### SUPPLIED DATA

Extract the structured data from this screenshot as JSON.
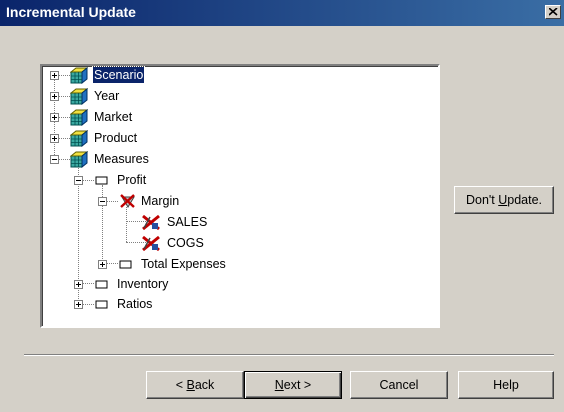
{
  "window": {
    "title": "Incremental Update"
  },
  "tree": {
    "items": [
      {
        "label": "Scenario",
        "selected": true
      },
      {
        "label": "Year"
      },
      {
        "label": "Market"
      },
      {
        "label": "Product"
      },
      {
        "label": "Measures"
      },
      {
        "label": "Profit"
      },
      {
        "label": "Margin"
      },
      {
        "label": "SALES"
      },
      {
        "label": "COGS"
      },
      {
        "label": "Total Expenses"
      },
      {
        "label": "Inventory"
      },
      {
        "label": "Ratios"
      }
    ]
  },
  "buttons": {
    "dont_update": {
      "pre": "Don't ",
      "hot": "U",
      "post": "pdate."
    },
    "back": {
      "pre": "< ",
      "hot": "B",
      "post": "ack"
    },
    "next": {
      "pre": "",
      "hot": "N",
      "post": "ext >"
    },
    "cancel": "Cancel",
    "help": "Help"
  },
  "colors": {
    "titlebar_start": "#0a246a",
    "titlebar_end": "#3a6ea5",
    "selection": "#0a246a",
    "dialog": "#d4d0c8"
  },
  "icons": {
    "dimension": "cube-dimension-icon",
    "member": "member-box-icon",
    "excluded": "excluded-member-icon",
    "close": "close-icon"
  }
}
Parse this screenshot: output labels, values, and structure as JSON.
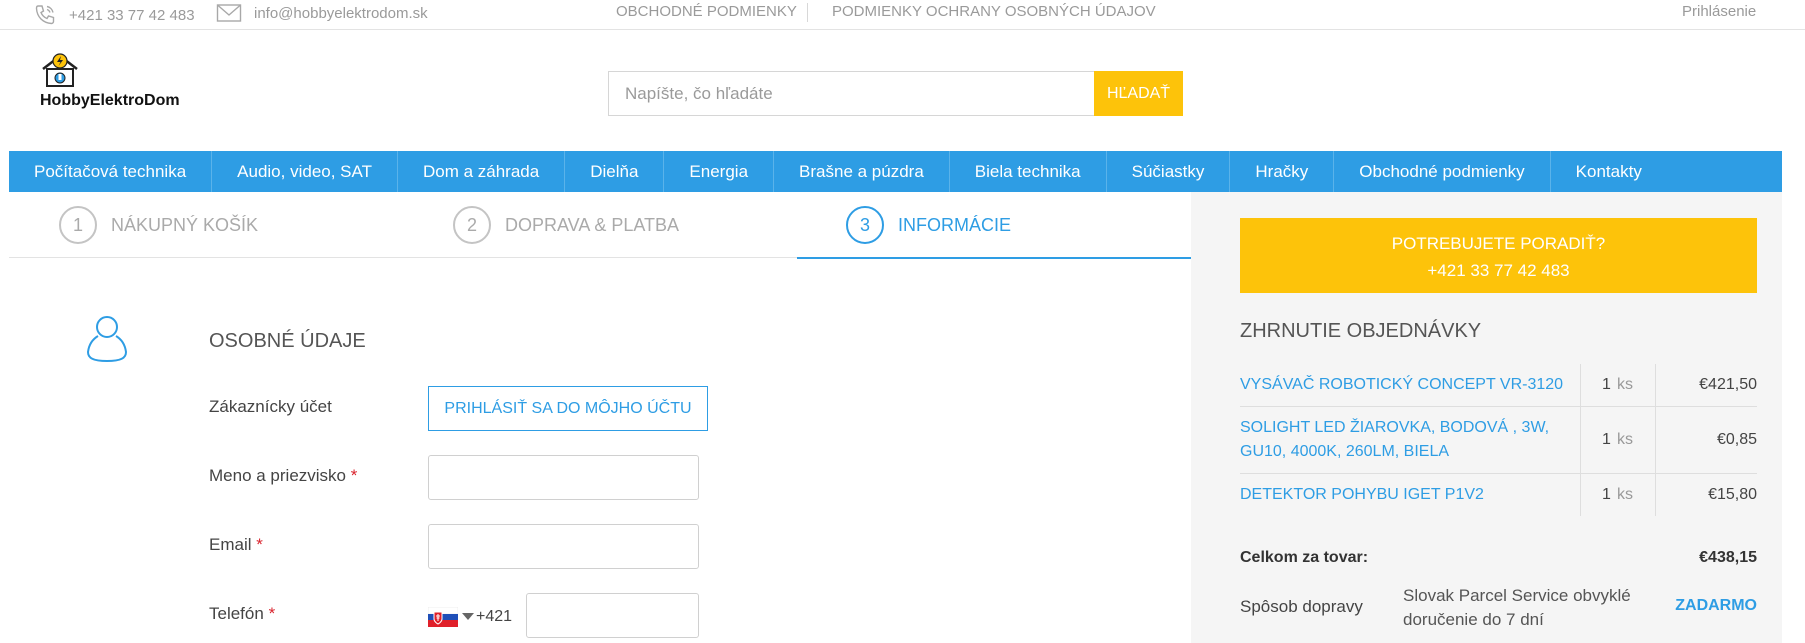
{
  "topbar": {
    "phone": "+421 33 77 42 483",
    "email": "info@hobbyelektrodom.sk",
    "terms_link": "OBCHODNÉ PODMIENKY",
    "privacy_link": "PODMIENKY OCHRANY OSOBNÝCH ÚDAJOV",
    "login_link": "Prihlásenie",
    "phone_icon": "phone-icon",
    "email_icon": "envelope-icon"
  },
  "header": {
    "logo_text": "HobbyElektroDom",
    "search_placeholder": "Napíšte, čo hľadáte",
    "search_button": "HĽADAŤ"
  },
  "nav": {
    "items": [
      "Počítačová technika",
      "Audio, video, SAT",
      "Dom a záhrada",
      "Dielňa",
      "Energia",
      "Brašne a púzdra",
      "Biela technika",
      "Súčiastky",
      "Hračky",
      "Obchodné podmienky",
      "Kontakty"
    ]
  },
  "checkout": {
    "steps": [
      {
        "num": "1",
        "label": "NÁKUPNÝ KOŠÍK",
        "active": false
      },
      {
        "num": "2",
        "label": "DOPRAVA & PLATBA",
        "active": false
      },
      {
        "num": "3",
        "label": "INFORMÁCIE",
        "active": true
      }
    ],
    "section_title": "OSOBNÉ ÚDAJE",
    "section_icon": "user-icon",
    "account_label": "Zákaznícky účet",
    "login_button": "PRIHLÁSIŤ SA DO MÔJHO ÚČTU",
    "name_label": "Meno a priezvisko",
    "email_label": "Email",
    "phone_label": "Telefón",
    "required_mark": "*",
    "name_value": "",
    "email_value": "",
    "phone_value": "",
    "phone_prefix": "+421",
    "phone_country_icon": "slovakia-flag-icon"
  },
  "sidebar": {
    "help_line1": "POTREBUJETE PORADIŤ?",
    "help_line2": "+421 33 77 42 483",
    "summary_title": "ZHRNUTIE OBJEDNÁVKY",
    "items": [
      {
        "name": "VYSÁVAČ ROBOTICKÝ CONCEPT VR-3120",
        "qty": "1",
        "unit": "ks",
        "price": "€421,50"
      },
      {
        "name": "SOLIGHT LED ŽIAROVKA, BODOVÁ , 3W, GU10, 4000K, 260LM, BIELA",
        "qty": "1",
        "unit": "ks",
        "price": "€0,85"
      },
      {
        "name": "DETEKTOR POHYBU IGET P1V2",
        "qty": "1",
        "unit": "ks",
        "price": "€15,80"
      }
    ],
    "total_label": "Celkom za tovar:",
    "total_value": "€438,15",
    "shipping_label": "Spôsob dopravy",
    "shipping_value": "Slovak Parcel Service obvyklé doručenie do 7 dní",
    "shipping_price": "ZADARMO"
  },
  "colors": {
    "accent": "#2e9de4",
    "highlight": "#fdc30a",
    "required": "#d9232d"
  }
}
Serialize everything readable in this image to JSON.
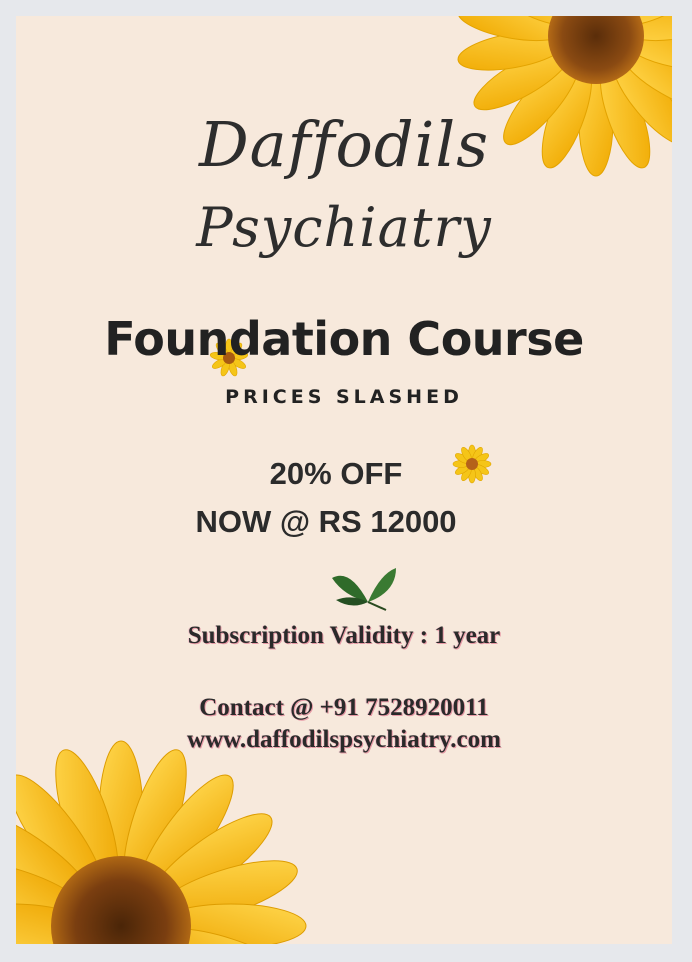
{
  "brand": {
    "line1": "Daffodils",
    "line2": "Psychiatry"
  },
  "course": {
    "title": "Foundation Course",
    "tagline": "PRICES SLASHED"
  },
  "offer": {
    "discount": "20% OFF",
    "price": "NOW @ RS 12000"
  },
  "details": {
    "validity": "Subscription Validity : 1 year",
    "contact": "Contact @ +91 7528920011",
    "website": "www.daffodilspsychiatry.com"
  },
  "colors": {
    "background": "#f7e9dc",
    "text": "#2b2b2b",
    "petal": "#f5c518",
    "petal_dark": "#e0a500",
    "center": "#8a4a12",
    "leaf": "#2f6b2a",
    "text_glow": "#e79aa6"
  },
  "icons": [
    "sunflower-icon",
    "leaves-icon"
  ]
}
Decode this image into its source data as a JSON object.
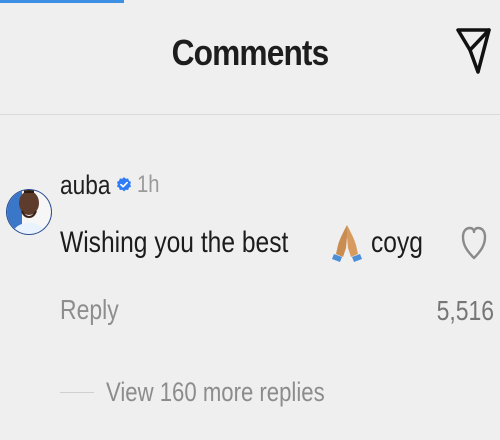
{
  "header": {
    "title": "Comments",
    "share_icon": "send-icon"
  },
  "comment": {
    "username": "auba",
    "verified_icon": "verified-badge-icon",
    "time": "1h",
    "text_before_emoji": "Wishing you the best",
    "emoji_icon": "folded-hands-icon",
    "text_after_emoji": "coyg",
    "like_icon": "heart-icon",
    "like_count": "5,516",
    "reply_label": "Reply",
    "view_replies_label": "View 160 more replies"
  },
  "colors": {
    "background": "#efefef",
    "accent": "#3d8fe3",
    "secondary_text": "#8e8e8e",
    "verified": "#2f7cf6",
    "avatar_ring": "#2b4d91"
  }
}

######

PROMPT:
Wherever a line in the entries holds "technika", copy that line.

EXERCISE SOLUTION:
      "Počítačová technika",
      "Biela technika",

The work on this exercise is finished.